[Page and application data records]
────

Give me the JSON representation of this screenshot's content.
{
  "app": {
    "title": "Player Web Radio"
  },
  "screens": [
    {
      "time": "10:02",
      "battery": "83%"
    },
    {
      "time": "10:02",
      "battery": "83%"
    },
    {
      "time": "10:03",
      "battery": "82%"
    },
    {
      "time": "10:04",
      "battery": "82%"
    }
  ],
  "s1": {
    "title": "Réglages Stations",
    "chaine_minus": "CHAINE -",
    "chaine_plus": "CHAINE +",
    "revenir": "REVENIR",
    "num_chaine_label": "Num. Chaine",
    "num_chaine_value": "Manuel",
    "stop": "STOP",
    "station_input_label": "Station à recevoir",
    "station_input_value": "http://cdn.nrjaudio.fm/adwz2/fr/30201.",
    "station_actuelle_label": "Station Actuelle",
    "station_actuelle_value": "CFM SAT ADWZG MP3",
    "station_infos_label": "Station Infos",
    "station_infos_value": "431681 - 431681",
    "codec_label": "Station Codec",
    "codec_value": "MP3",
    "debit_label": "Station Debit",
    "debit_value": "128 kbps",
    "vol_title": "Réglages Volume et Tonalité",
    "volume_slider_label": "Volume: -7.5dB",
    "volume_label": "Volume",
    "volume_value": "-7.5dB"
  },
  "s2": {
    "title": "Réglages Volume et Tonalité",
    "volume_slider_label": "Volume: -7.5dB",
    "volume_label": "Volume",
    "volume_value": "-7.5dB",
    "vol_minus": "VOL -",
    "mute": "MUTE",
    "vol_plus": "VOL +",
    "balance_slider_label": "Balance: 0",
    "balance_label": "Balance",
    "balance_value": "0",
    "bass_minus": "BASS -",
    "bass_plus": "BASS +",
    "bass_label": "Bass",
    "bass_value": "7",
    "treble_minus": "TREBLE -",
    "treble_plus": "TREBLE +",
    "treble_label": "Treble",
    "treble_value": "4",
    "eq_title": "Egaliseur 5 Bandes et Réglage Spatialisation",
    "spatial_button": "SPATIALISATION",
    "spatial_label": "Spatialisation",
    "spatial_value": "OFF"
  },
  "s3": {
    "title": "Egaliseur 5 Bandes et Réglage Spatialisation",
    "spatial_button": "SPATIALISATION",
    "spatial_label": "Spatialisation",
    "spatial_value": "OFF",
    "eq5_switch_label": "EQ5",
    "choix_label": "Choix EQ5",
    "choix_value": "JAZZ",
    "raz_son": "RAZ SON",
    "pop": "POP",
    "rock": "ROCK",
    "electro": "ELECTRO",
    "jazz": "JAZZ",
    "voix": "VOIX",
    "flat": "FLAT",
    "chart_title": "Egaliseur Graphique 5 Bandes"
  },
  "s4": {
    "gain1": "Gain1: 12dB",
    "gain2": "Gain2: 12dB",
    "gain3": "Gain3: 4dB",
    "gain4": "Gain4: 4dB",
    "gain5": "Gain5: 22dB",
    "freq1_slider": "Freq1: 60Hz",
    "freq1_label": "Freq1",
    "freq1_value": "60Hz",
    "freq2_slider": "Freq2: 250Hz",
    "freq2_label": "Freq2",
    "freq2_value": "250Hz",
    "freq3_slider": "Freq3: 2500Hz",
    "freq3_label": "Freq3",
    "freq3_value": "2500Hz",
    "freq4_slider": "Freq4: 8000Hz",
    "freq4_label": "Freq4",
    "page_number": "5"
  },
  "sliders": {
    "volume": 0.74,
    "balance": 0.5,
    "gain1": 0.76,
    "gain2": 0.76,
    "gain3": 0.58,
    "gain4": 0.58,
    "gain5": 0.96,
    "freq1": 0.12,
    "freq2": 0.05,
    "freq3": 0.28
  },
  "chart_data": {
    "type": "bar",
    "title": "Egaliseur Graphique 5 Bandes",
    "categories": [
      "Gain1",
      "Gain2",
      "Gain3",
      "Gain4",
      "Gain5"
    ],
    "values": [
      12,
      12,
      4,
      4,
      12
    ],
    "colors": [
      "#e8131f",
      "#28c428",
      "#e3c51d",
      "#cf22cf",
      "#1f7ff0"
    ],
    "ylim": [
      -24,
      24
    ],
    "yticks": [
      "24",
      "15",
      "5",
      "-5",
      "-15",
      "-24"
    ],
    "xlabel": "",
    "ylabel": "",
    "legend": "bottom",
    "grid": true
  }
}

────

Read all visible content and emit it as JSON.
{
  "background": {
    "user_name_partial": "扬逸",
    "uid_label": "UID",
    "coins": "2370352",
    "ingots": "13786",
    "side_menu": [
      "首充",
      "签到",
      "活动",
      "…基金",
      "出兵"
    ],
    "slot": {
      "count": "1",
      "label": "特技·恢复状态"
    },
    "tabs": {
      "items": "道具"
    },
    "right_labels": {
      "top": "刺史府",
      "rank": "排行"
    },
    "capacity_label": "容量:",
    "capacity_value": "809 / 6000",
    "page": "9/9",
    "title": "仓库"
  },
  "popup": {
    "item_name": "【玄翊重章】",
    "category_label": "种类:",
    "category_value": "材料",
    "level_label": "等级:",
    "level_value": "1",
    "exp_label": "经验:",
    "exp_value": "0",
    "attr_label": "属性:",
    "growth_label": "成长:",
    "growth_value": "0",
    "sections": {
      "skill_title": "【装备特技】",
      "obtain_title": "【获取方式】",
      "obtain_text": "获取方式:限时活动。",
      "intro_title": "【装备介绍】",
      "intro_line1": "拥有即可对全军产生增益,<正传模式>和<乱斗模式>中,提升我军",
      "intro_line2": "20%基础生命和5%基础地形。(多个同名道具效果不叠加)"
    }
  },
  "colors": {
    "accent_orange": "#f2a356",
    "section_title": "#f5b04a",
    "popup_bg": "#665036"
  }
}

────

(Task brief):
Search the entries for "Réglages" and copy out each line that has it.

(Response area):
    "title": "Réglages Stations",
    "vol_title": "Réglages Volume et Tonalité",
    "title": "Réglages Volume et Tonalité",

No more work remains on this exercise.